Please agree to accept our cookies. If you continue to use the site, we'll assume you're happy to accept them.

# Primary Magazine - Issue 15: Up2d8 maths

This page has been archived. The content was correct at the time of original publication, but is no longer updated.
Created on 17 September 2009 by ncetm_administrator
Updated on 07 October 2009 by ncetm_administrator

# Up2d8 maths

In this issue of Up2d8 we consider food wastage and the ‘freegan’ lifestyle and also discuss how we can encourage supermarkets to help us stop wasting food. It provides some great mathematical opportunities for exploring percentages, big numbers and data. This resource provides ideas that you can adapt to fit your classroom and your learners as appropriate.

In addition to the ideas on the spread, here are some more that you could adapt and try:

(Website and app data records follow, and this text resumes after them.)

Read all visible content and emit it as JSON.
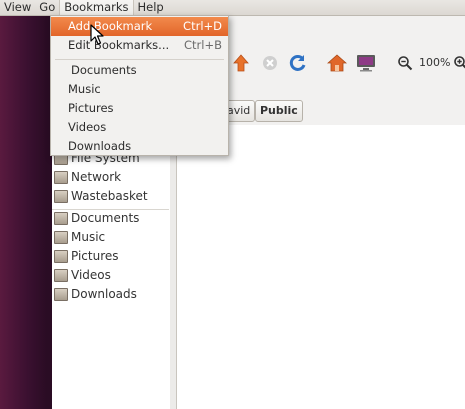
{
  "menubar": {
    "items": [
      "View",
      "Go",
      "Bookmarks",
      "Help"
    ]
  },
  "bookmarks_menu": {
    "add_label": "Add Bookmark",
    "add_shortcut": "Ctrl+D",
    "edit_label": "Edit Bookmarks...",
    "edit_shortcut": "Ctrl+B",
    "bookmarks": [
      "Documents",
      "Music",
      "Pictures",
      "Videos",
      "Downloads"
    ]
  },
  "toolbar": {
    "zoom": "100%"
  },
  "pathbar": {
    "buttons": [
      "avid",
      "Public"
    ]
  },
  "sidebar": {
    "devices": [
      "File System",
      "Network",
      "Wastebasket"
    ],
    "places": [
      "Documents",
      "Music",
      "Pictures",
      "Videos",
      "Downloads"
    ]
  },
  "colors": {
    "highlight": "#e2652a",
    "desktop": "#2a0c24"
  },
  "icons": {
    "up": "arrow-up-icon",
    "stop": "stop-icon",
    "reload": "reload-icon",
    "home": "home-icon",
    "computer": "computer-icon",
    "zoom_out": "zoom-out-icon",
    "zoom_in": "zoom-in-icon"
  }
}
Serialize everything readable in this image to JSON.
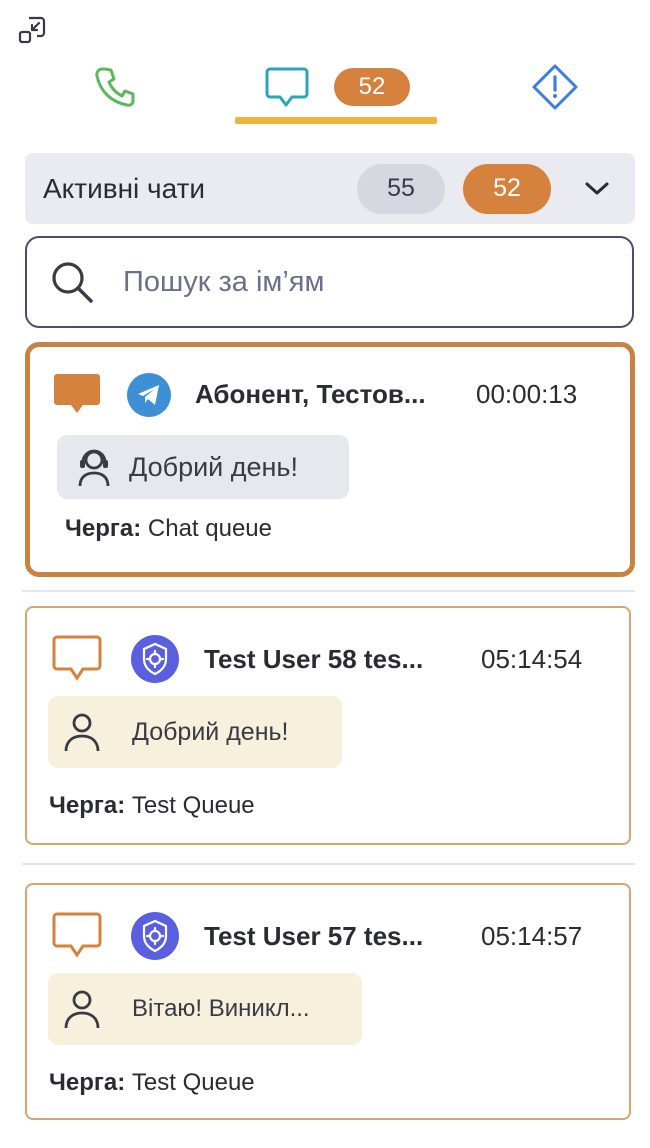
{
  "header": {
    "collapse_icon": "minimize-icon"
  },
  "tabs": [
    {
      "name": "calls",
      "icon": "phone-icon",
      "color": "#5cb85c"
    },
    {
      "name": "chats",
      "icon": "chat-bubble-icon",
      "color": "#2aa6b8",
      "badge": "52",
      "active": true
    },
    {
      "name": "alerts",
      "icon": "warning-diamond-icon",
      "color": "#3b7de0"
    }
  ],
  "filter": {
    "title": "Активні чати",
    "total_count": "55",
    "active_count": "52"
  },
  "search": {
    "placeholder": "Пошук за ім’ям"
  },
  "chats": [
    {
      "name": "Абонент, Тестов...",
      "time": "00:00:13",
      "channel": "telegram",
      "message": "Добрий день!",
      "message_author": "agent",
      "queue_label": "Черга:",
      "queue": "Chat queue",
      "selected": true
    },
    {
      "name": "Test User 58 tes...",
      "time": "05:14:54",
      "channel": "webchat",
      "message": "Добрий день!",
      "message_author": "client",
      "queue_label": "Черга:",
      "queue": "Test Queue"
    },
    {
      "name": "Test User 57 tes...",
      "time": "05:14:57",
      "channel": "webchat",
      "message": "Вітаю! Виникл...",
      "message_author": "client",
      "queue_label": "Черга:",
      "queue": "Test Queue"
    }
  ],
  "colors": {
    "accent_orange": "#d4823d",
    "tab_underline": "#f0b43c",
    "chat_teal": "#2aa6b8",
    "webchat_blue": "#5a5fe0",
    "telegram_blue": "#3d8fd6"
  }
}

• Make up a problem, eg the local supermarket wants to sell its most popular foods at half price instead of using ‘bogof’ offers. The manager would like to know what your favourite foods are so that he can offer these. Use this as an opportunity to make up a data handling session: Ask the children to draw one of their favourite foods on a post-it note. In groups, ask them to place their pictures on the board – how do they do this? Do they place them randomly or group them. Together make a bar chart or pictogram. Discuss the importance of labels and add these. They should then use this to help them create a bar graph or pictogram so that the manager can see clearly which foods to sell at half price
• Younger children could:
Set up a class shop.
Introduce a new offer every few days or each week: Buy one get one free, Buy one get one half price, three for the price of two etc. Ask the children to look out for them in the supermarket. That would probably be enough in FS, but in KS1, these could easily be introduced in an oral and mental starter, as part of a money topic. Using an IWB, teachers could build up a comparative list, each day asking, 'Is this better value than yesterday?' rather than, ‘Is this cheaper/more expensive?’ Teachers could work with a group to calculate the best offer for buying (say) tins of beans, or any other familiar food. Would the same offer be useful for food which spoils, for example, fruit or vegetables?
• FS children could make some packets of food (package plastic fruit or vegetables, bake salt dough biscuits or cakes until hard etc.) and label with ‘Sell by Friday’ or ‘Use by Wednesday’, then check their shop daily for items which must be removed
• FS and KS1 children receive fruit from the school fruit scheme. They could monitor the fruit order, e.g. children check deliveries, sort for a variety each day, check how much needs to be thrown away – keep a record and try to reduce the amount etc
• Older children could look at Freecycle

View this issue in PDF format

Visit the Primary Magazine Archive

 Add to your NCETM favourites Remove from your NCETM favourites Add a note on this item Recommend to a friend Comment on this item Send to printer Request a reminder of this item Cancel a reminder of this item